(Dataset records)
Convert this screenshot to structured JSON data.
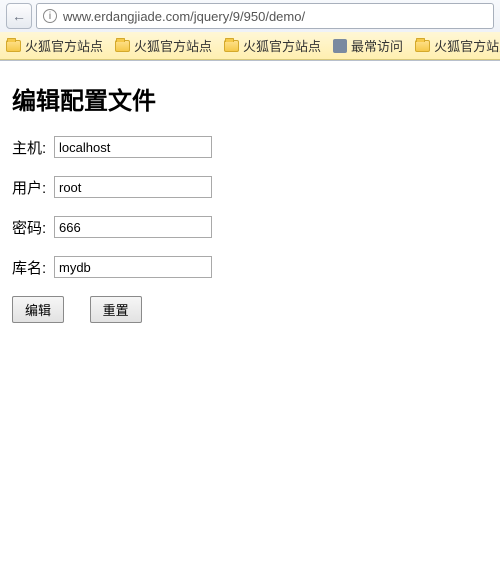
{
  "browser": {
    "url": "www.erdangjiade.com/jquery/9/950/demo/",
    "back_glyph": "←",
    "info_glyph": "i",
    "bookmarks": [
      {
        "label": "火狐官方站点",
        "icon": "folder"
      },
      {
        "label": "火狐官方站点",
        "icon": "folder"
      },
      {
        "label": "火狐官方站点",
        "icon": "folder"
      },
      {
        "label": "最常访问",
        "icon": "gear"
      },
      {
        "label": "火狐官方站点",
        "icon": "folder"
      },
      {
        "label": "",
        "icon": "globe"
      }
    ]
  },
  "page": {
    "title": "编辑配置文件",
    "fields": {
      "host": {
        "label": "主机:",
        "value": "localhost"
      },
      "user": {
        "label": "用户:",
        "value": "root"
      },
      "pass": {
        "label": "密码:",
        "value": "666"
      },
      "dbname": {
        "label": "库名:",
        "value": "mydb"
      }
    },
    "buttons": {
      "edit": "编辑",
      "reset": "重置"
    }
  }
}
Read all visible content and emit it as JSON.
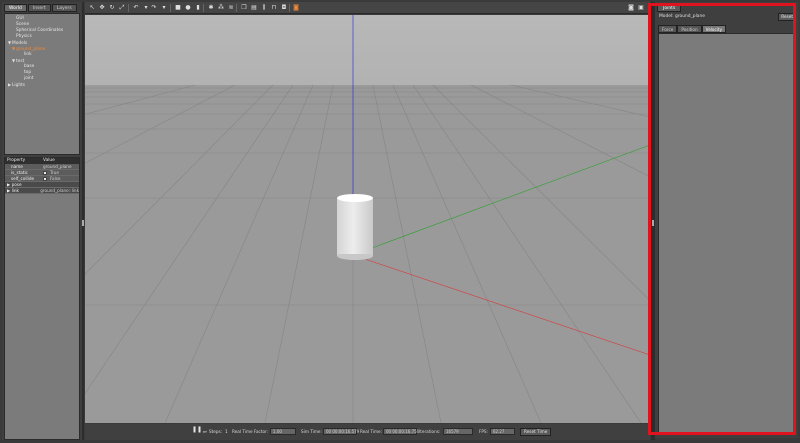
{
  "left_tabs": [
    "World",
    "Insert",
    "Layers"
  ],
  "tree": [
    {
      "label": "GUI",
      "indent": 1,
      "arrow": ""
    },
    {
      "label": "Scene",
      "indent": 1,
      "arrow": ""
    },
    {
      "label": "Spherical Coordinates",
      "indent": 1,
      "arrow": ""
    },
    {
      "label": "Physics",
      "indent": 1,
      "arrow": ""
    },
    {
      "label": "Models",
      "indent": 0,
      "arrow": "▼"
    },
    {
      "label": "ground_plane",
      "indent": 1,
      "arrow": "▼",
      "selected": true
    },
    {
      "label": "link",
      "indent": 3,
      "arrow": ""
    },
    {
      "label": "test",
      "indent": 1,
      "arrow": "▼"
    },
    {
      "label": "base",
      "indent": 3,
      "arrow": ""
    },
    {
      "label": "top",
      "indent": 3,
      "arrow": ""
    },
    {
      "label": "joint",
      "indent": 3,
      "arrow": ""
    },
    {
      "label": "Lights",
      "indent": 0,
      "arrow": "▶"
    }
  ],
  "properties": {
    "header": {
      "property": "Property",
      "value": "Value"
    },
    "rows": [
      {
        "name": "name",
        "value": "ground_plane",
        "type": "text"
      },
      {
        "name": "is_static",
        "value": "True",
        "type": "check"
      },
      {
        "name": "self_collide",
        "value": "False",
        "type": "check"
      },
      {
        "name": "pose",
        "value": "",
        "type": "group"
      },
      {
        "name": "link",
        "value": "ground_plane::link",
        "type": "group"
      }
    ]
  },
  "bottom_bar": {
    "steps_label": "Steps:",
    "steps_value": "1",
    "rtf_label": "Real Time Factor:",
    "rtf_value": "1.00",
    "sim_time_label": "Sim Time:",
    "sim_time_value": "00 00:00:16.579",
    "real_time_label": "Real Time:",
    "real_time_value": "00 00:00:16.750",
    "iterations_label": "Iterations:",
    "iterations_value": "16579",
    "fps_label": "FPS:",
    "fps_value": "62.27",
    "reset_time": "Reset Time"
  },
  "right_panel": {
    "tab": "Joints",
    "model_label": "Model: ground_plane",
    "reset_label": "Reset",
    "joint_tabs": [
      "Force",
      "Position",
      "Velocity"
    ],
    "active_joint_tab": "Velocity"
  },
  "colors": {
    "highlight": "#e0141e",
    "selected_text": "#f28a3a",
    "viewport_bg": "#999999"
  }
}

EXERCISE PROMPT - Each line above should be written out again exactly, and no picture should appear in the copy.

WRITTEN SOLUTION -
Convert this screenshot to structured JSON data.
{
  "browser": {
    "url": "www.erdangjiade.com/jquery/9/950/demo/",
    "back_glyph": "←",
    "info_glyph": "i",
    "bookmarks": [
      {
        "label": "火狐官方站点",
        "icon": "folder"
      },
      {
        "label": "火狐官方站点",
        "icon": "folder"
      },
      {
        "label": "火狐官方站点",
        "icon": "folder"
      },
      {
        "label": "最常访问",
        "icon": "gear"
      },
      {
        "label": "火狐官方站点",
        "icon": "folder"
      },
      {
        "label": "",
        "icon": "globe"
      }
    ]
  },
  "page": {
    "title": "编辑配置文件",
    "fields": {
      "host": {
        "label": "主机:",
        "value": "localhost"
      },
      "user": {
        "label": "用户:",
        "value": "root"
      },
      "pass": {
        "label": "密码:",
        "value": "666"
      },
      "dbname": {
        "label": "库名:",
        "value": "mydb"
      }
    },
    "buttons": {
      "edit": "编辑",
      "reset": "重置"
    }
  }
}
Read all visible content and emit it as JSON.
{
  "left_tabs": [
    "World",
    "Insert",
    "Layers"
  ],
  "tree": [
    {
      "label": "GUI",
      "indent": 1,
      "arrow": ""
    },
    {
      "label": "Scene",
      "indent": 1,
      "arrow": ""
    },
    {
      "label": "Spherical Coordinates",
      "indent": 1,
      "arrow": ""
    },
    {
      "label": "Physics",
      "indent": 1,
      "arrow": ""
    },
    {
      "label": "Models",
      "indent": 0,
      "arrow": "▼"
    },
    {
      "label": "ground_plane",
      "indent": 1,
      "arrow": "▼",
      "selected": true
    },
    {
      "label": "link",
      "indent": 3,
      "arrow": ""
    },
    {
      "label": "test",
      "indent": 1,
      "arrow": "▼"
    },
    {
      "label": "base",
      "indent": 3,
      "arrow": ""
    },
    {
      "label": "top",
      "indent": 3,
      "arrow": ""
    },
    {
      "label": "joint",
      "indent": 3,
      "arrow": ""
    },
    {
      "label": "Lights",
      "indent": 0,
      "arrow": "▶"
    }
  ],
  "properties": {
    "header": {
      "property": "Property",
      "value": "Value"
    },
    "rows": [
      {
        "name": "name",
        "value": "ground_plane",
        "type": "text"
      },
      {
        "name": "is_static",
        "value": "True",
        "type": "check"
      },
      {
        "name": "self_collide",
        "value": "False",
        "type": "check"
      },
      {
        "name": "pose",
        "value": "",
        "type": "group"
      },
      {
        "name": "link",
        "value": "ground_plane::link",
        "type": "group"
      }
    ]
  },
  "bottom_bar": {
    "steps_label": "Steps:",
    "steps_value": "1",
    "rtf_label": "Real Time Factor:",
    "rtf_value": "1.00",
    "sim_time_label": "Sim Time:",
    "sim_time_value": "00 00:00:16.579",
    "real_time_label": "Real Time:",
    "real_time_value": "00 00:00:16.750",
    "iterations_label": "Iterations:",
    "iterations_value": "16579",
    "fps_label": "FPS:",
    "fps_value": "62.27",
    "reset_time": "Reset Time"
  },
  "right_panel": {
    "tab": "Joints",
    "model_label": "Model: ground_plane",
    "reset_label": "Reset",
    "joint_tabs": [
      "Force",
      "Position",
      "Velocity"
    ],
    "active_joint_tab": "Velocity"
  },
  "colors": {
    "highlight": "#e0141e",
    "selected_text": "#f28a3a",
    "viewport_bg": "#999999"
  }
}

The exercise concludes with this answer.